A natural mechanism pirated by tumors and HIV to evade the immune response is opening the door to better treatment for these conditions, researchers say.
The National Cancer Institute and Iowa biopharmaceutical company NewLink Genetics are pursuing FDA approval to move forward with cancer trials of a drug that inhibits the mechanism, an enzyme called indoleomine 2, 3-dioxegenase, or IDO, says Dr. Andrew Mellor, director of the Immunotherapy Center at the Medical College of Georgia.
The Georgia Research Alliance Eminent Scholar in Immunogenetics will deliver seminars about the biology and immunology of the mechanism at the Keystone Symposium on The Potent New Anti-Tumor Immunotherapies, in Alberta, Canada, March 28-April 2 and the World Immune Regulation Meeting April 10-16 in Switzerland.
Immune cells, particularly those in the mucosal surfaces of the gut, lungs and eyes, express IDO to mediate inflammation triggered by the constant assault of substances from outside the body.
Now, scientists know cancer in humans and mice also attract cells that express IDO, which degrades tryptophan, an amino acid essential to survival of immune system orchestrators called T-cells. MCG researchers are still exploring how IDO interacts with other cells to amplify immune suppression.
A team of MCG scientists, led by Dr. Mellor and his colleague, MCG pediatric oncologist Dr. David Munn, showed in 1998 that the fetus also expresses IDO to help avoid rejection by the mothers immune system.
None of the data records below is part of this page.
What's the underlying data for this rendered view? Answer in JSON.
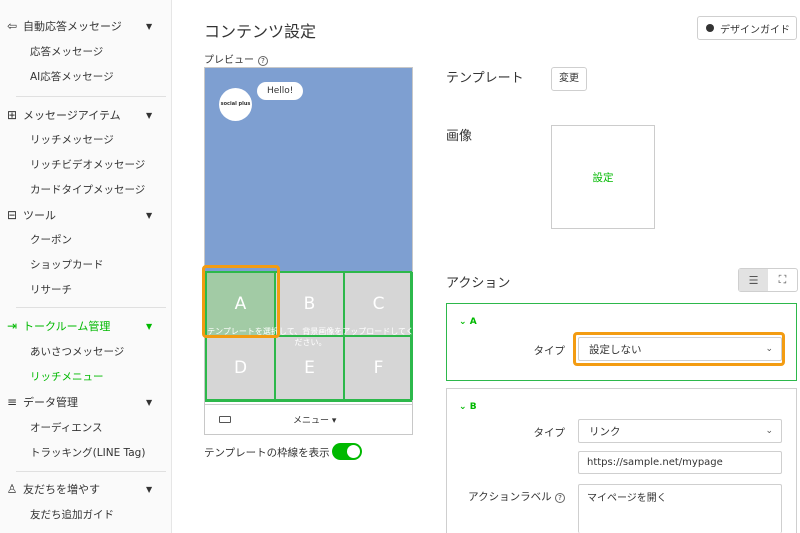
{
  "sidebar": {
    "groups": [
      {
        "icon": "auto-reply-icon",
        "glyph": "⇦",
        "label": "自動応答メッセージ",
        "items": [
          "応答メッセージ",
          "AI応答メッセージ"
        ]
      },
      {
        "icon": "message-item-icon",
        "glyph": "⊞",
        "label": "メッセージアイテム",
        "items": [
          "リッチメッセージ",
          "リッチビデオメッセージ",
          "カードタイプメッセージ"
        ]
      },
      {
        "icon": "tool-icon",
        "glyph": "⊟",
        "label": "ツール",
        "items": [
          "クーポン",
          "ショップカード",
          "リサーチ"
        ]
      },
      {
        "icon": "talk-room-icon",
        "glyph": "⇥",
        "label": "トークルーム管理",
        "items": [
          "あいさつメッセージ",
          "リッチメニュー"
        ]
      },
      {
        "icon": "database-icon",
        "glyph": "≡",
        "label": "データ管理",
        "items": [
          "オーディエンス",
          "トラッキング(LINE Tag)"
        ]
      },
      {
        "icon": "add-friends-icon",
        "glyph": "♙",
        "label": "友だちを増やす",
        "items": [
          "友だち追加ガイド"
        ]
      }
    ]
  },
  "page": {
    "title": "コンテンツ設定",
    "design_guide": "デザインガイド"
  },
  "preview": {
    "label": "プレビュー",
    "bot_name": "social plus",
    "bubble": "Hello!",
    "cells": [
      "A",
      "B",
      "C",
      "D",
      "E",
      "F"
    ],
    "overlay_line1": "テンプレートを選択して、背景画像をアップロードしてく",
    "overlay_line2": "ださい。",
    "menu_text": "メニュー ▾",
    "toggle_label": "テンプレートの枠線を表示",
    "toggle_on": true
  },
  "settings": {
    "template_label": "テンプレート",
    "change_label": "変更",
    "image_label": "画像",
    "image_set": "設定",
    "action_label": "アクション"
  },
  "actions": [
    {
      "id": "A",
      "type_label": "タイプ",
      "type_value": "設定しない"
    },
    {
      "id": "B",
      "type_label": "タイプ",
      "type_value": "リンク",
      "url": "https://sample.net/mypage",
      "action_label_title": "アクションラベル",
      "action_label_value": "マイページを開く"
    }
  ],
  "colors": {
    "accent": "#00b900",
    "highlight": "#f39c12",
    "preview_bg": "#7e9fd1"
  }
}
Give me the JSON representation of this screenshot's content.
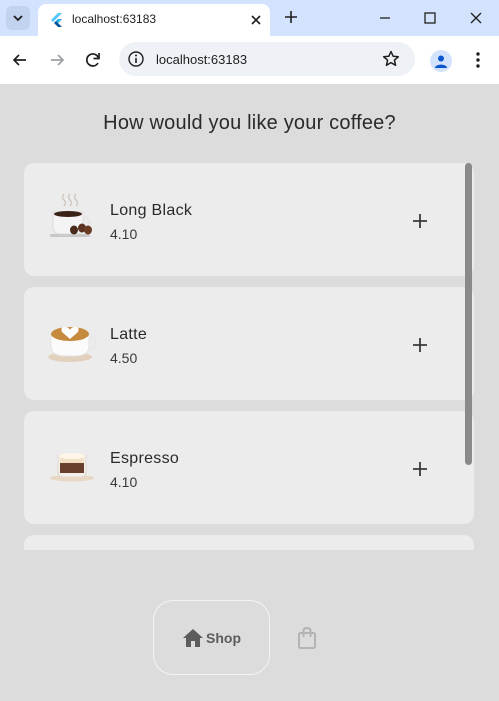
{
  "browser": {
    "tab_title": "localhost:63183",
    "url": "localhost:63183"
  },
  "app": {
    "heading": "How would you like your coffee?",
    "coffees": [
      {
        "name": "Long Black",
        "price": "4.10",
        "image": "long-black-cup"
      },
      {
        "name": "Latte",
        "price": "4.50",
        "image": "latte-cup"
      },
      {
        "name": "Espresso",
        "price": "4.10",
        "image": "espresso-cup"
      }
    ],
    "bottom_nav": {
      "shop_label": "Shop",
      "shop_icon": "home-icon",
      "cart_icon": "shopping-bag-icon"
    }
  },
  "colors": {
    "background": "#dcdcdc",
    "card": "#ececec",
    "tabstrip": "#d3e3fd"
  }
}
When they used an orphan drug known to suppress IDO in pregnant laboratory mice, fetuses were rejected.
The findings, published in Science, led the scientists to suspect and later prove that tumors and some viruses, including HIV, express it as well.
"Cancers should evoke a response from the immune system and dont," says Dr. Mellor. "That is a big question in the immunology field: Why dont they?"
Contact: Toni Baker
Medical College of Georgia